Gordon H. Sun, MD, MS


April 20, 2017

BPPV: The Basic Facts

BPPV, a condition of the inner ear characterized by repeated episodes of positional vertigo, is the most common vestibular disorder across all ages.[1] An estimated 17%-42% of individuals initially complaining of vertigo are ultimately diagnosed with BPPV.[2]

A population-based study from Olmsted County, Minnesota, reported an age- and sex-adjusted BPPV incidence of 64 per 100,000 population annually. With a 38% increase in incidence per decade of life, this condition has a significant impact on the geriatric population.[3] A more recent study based in Germany calculated a 1-year BPPV incidence of 0.6%, a 1-year prevalence of 1.6%, and a lifetime prevalence of 2.4%.[4] Women are more commonly affected than men (female-to-male ratio, 1.5-2.2:1).[5]

Posterior canal BPPV is the most common variant, affecting 85%-95% of all patients with BPPV, whereas the lateral or horizontal canals are involved in 5%-15% of cases.[1,6] Other extremely rare variants also exist, such as anterior canal BPPV. Most cases are primary (idiopathic), whereas the most common secondary cause is head trauma.[6]

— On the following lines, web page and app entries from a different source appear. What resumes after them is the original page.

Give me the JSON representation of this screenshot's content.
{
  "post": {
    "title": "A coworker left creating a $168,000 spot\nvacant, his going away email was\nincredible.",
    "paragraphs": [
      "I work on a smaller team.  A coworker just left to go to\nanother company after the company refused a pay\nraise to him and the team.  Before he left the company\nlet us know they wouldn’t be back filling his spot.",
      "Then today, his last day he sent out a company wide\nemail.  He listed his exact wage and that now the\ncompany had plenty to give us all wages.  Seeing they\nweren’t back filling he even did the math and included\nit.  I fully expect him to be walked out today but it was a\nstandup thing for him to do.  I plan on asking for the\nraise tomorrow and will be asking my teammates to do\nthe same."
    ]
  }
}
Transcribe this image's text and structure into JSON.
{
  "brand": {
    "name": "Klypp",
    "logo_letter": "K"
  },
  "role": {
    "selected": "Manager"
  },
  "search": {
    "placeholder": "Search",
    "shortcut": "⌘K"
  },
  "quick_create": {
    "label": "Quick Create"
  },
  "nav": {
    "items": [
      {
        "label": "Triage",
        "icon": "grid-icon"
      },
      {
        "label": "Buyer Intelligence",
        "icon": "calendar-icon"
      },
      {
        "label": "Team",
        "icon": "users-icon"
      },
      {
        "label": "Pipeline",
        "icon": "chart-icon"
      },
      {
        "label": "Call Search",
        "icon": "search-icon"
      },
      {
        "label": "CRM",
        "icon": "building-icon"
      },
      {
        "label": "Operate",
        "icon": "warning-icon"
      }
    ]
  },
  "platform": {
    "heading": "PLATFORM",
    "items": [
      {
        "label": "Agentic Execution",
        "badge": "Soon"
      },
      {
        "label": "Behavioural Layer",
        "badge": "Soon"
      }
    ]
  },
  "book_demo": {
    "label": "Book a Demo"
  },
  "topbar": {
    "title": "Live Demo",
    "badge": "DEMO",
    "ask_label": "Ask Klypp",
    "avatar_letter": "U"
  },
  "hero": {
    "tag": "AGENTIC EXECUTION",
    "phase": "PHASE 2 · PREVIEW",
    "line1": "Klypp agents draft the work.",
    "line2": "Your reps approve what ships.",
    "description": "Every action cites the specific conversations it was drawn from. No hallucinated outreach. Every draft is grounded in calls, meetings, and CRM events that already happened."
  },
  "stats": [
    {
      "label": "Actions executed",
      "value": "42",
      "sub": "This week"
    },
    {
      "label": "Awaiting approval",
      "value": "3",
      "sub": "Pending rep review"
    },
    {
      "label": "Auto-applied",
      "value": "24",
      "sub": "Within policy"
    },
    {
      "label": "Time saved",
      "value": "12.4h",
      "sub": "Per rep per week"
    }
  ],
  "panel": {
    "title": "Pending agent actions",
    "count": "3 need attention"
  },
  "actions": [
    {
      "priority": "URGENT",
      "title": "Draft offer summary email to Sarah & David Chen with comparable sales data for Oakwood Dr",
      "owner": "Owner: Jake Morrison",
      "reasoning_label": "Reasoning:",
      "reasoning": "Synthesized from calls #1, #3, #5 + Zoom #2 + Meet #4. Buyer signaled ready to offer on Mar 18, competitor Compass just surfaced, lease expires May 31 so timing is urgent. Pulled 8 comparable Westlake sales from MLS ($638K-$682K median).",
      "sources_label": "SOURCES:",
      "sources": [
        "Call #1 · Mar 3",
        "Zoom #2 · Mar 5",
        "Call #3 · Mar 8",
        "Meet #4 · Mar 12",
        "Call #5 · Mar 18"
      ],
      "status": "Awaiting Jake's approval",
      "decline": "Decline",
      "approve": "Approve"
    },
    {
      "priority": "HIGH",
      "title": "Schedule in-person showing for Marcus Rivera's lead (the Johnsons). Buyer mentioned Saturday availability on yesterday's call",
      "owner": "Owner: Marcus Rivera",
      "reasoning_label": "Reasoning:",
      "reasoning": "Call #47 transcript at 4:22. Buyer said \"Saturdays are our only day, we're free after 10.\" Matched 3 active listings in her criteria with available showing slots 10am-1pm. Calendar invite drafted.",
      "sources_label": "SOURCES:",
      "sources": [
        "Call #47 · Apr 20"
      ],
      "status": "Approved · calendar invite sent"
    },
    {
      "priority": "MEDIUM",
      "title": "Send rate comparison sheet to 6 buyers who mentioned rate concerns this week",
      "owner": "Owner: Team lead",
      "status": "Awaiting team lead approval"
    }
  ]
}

The American Academy of Otolaryngology-Head and Neck Surgery Foundation (AAO-HNSF) estimated that healthcare costs associated with the diagnosis of BPPV may approach $2 billion annually.[1] A Chinese study[7] calculated that the diagnostic workup of BPPV cost about 5000 renminbi per case (more than $700 in 2017). And a substantial proportion of these diagnostic studies and treatments are unnecessary, leading to delays in care.[8]

Spontaneous recovery from BPPV, without need for any treatment other than watchful waiting, is possible in 35%-50% of cases.[9] Spontaneous recovery can occur in about 20% of patients within 1 month of follow-up and up to 50% within 3 months.[1]

Case 2: Diagnosing BPPV

A 43-year-old postal worker visited a nurse practitioner at his primary care clinic because of intermittent dizziness and unsteadiness on his feet for the past month. He reported that the dizziness sometimes occurred when he stepped out of his van to deliver mail and other times while sorting letters in the office, but beyond this description, he was unable to precisely determine what triggered the symptom. He described the dizziness as severe, though it usually lasted only a few seconds. However, the sensation of imbalance often lasted several minutes or longer.

The patient denied other otologic or neurologic symptoms, such as hearing or vision loss, headache, or facial weakness. He took a single medication for hypertension but had no other medical problems and reported no allergies. He also reported no history of surgery. He reported playing basketball and flag football with friends on a regular basis.

Physical examination demonstrated a well-appearing man in no apparent distress and with normal vital signs. General examination was unremarkable, other than a positive Dix-Hallpike test when facing left. The clinician was determining whether additional workup was necessary to diagnose BPPV.


Comments on Medscape are moderated and should be professional in tone and on topic. You must declare any conflicts of interest related to your comments and responses. Please see our Commenting Guide for further information. We reserve the right to remove posts at our sole discretion.
Post as: